Under the leadership of Leopoldo Digma, the claim for independence was realized. Executive Order No. 57, dated November 24, 1920, of his Excellency, the Governor General of the Philippines, changed the status of Baras from a barrio of Tanay to the Municipality of Baras.

Baras was officially separated from Tanay through Executive Order Number 57 issued by Governor General Francis Burton Harrison.

The administration of Mariano Vallestro saw the creation of Calle Trabajo, on the eastern side of the town and the improvement of school buildings and public places.

Adriano Ferrera was elected Municipal President in 1922. During his term, a new site for the municipal building was purchased through donations from the townspeople and with P 500.00 from the provincial fund, the construction of the municipal hall was undertaken.

From 1922 to 1928, Baras improved its educational facilities through additional classrooms, construction of school buildings, and increased school grounds. An artesian well was drilled at Barrio San Jose. A site for the public market was also purchased.

From 1929 to 1931, Baras was classified as a fifth class municipality and had settled its boundary with Tanay and Morong. The following years saw the continued development of Baras: reconstruction of the municipal building; repair of the municipal artesian wells; construction of more classrooms; constructions of additional school buildings at Barrio Pinugay; and
construction of an irrigation dam for the farmers.

The war broke out on December 8, 1941, and Baras was occupied by the Japanese Imperial Army on February 6, 1942. Many young men of Baras joined the guerilla forces. On February 4, 1945, the Japanese army ordered the Baraseneans to evacuate their town and to move to other adjacent towns and provinces. The town of Baras was razed to the ground on March 10, 1945. This signified the liberation of the town but also left the Barasenians homeless. The rehabilitation of the town began. War damage claims were filed to the amount of P 300,000 to be used for the construction of new houses.

Then mayor, Mariano Golla, focused on the improvement of roads and the construction of a public dispensary. Under his term, Baras was elevated to a fourth class municipality due to an increase in income.

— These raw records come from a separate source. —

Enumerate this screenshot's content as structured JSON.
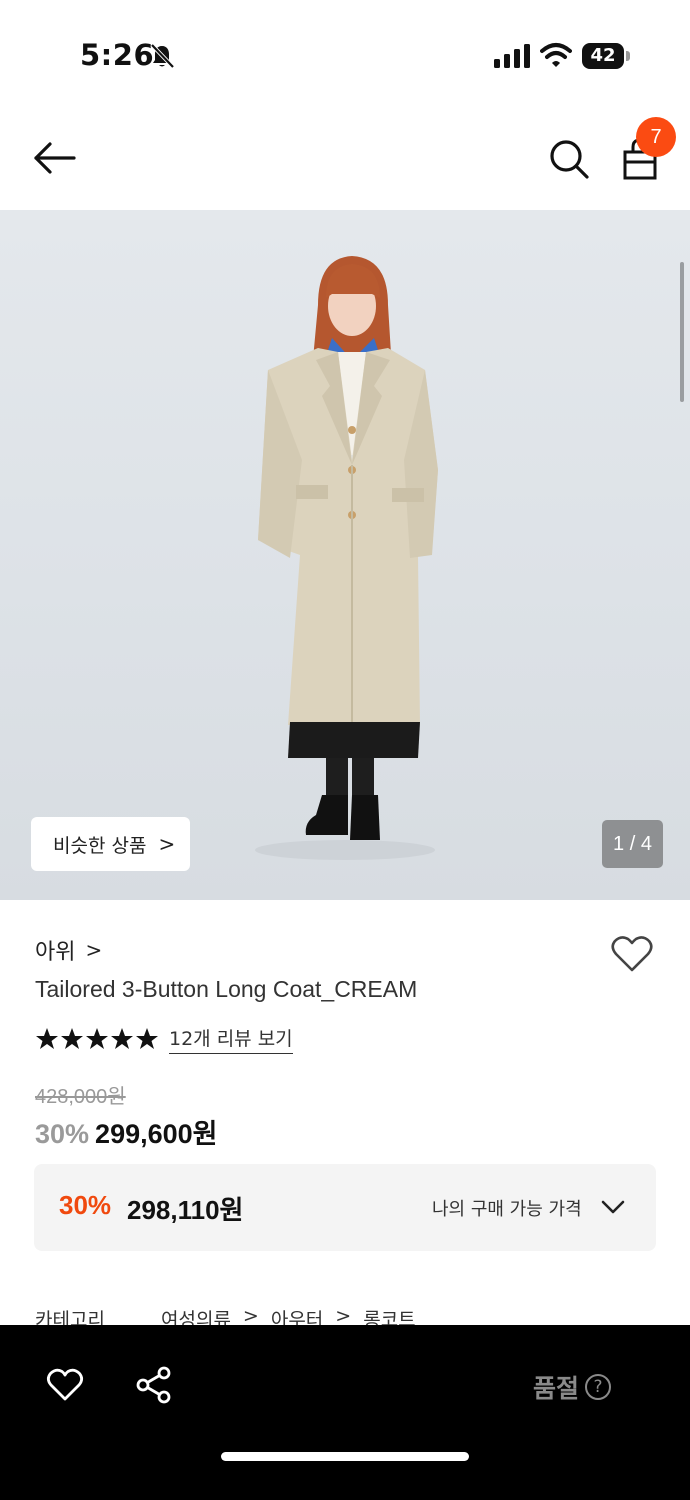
{
  "status_bar": {
    "time": "5:26",
    "battery": "42"
  },
  "nav": {
    "cart_count": "7"
  },
  "hero": {
    "similar_label": "비슷한 상품",
    "similar_chevron": ">",
    "page_indicator": "1 / 4"
  },
  "product": {
    "brand": "아위",
    "brand_chevron": ">",
    "title": "Tailored 3-Button Long Coat_CREAM",
    "rating": 5,
    "review_link": "12개 리뷰 보기",
    "original_price": "428,000원",
    "discount_rate": "30%",
    "sale_price": "299,600원"
  },
  "my_price": {
    "discount_rate": "30%",
    "price": "298,110원",
    "label": "나의 구매 가능 가격"
  },
  "category": {
    "label": "카테고리",
    "path": [
      "여성의류",
      ">",
      "아우터",
      ">",
      "롱코트"
    ]
  },
  "bottom_bar": {
    "soldout_label": "품절",
    "help_glyph": "?"
  },
  "colors": {
    "accent": "#fb4b12",
    "discount_orange": "#f0490e",
    "bottom_bar_bg": "#000000"
  }
}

Under the succeeding administrations, improvements of road networks were implemented; seven liberty wells were constructed; the number of school houses were increased; river controls in Barangay San Juan and San Jose were constructed; rehabilitation of the existing government building continued; and a reforestation program was launched.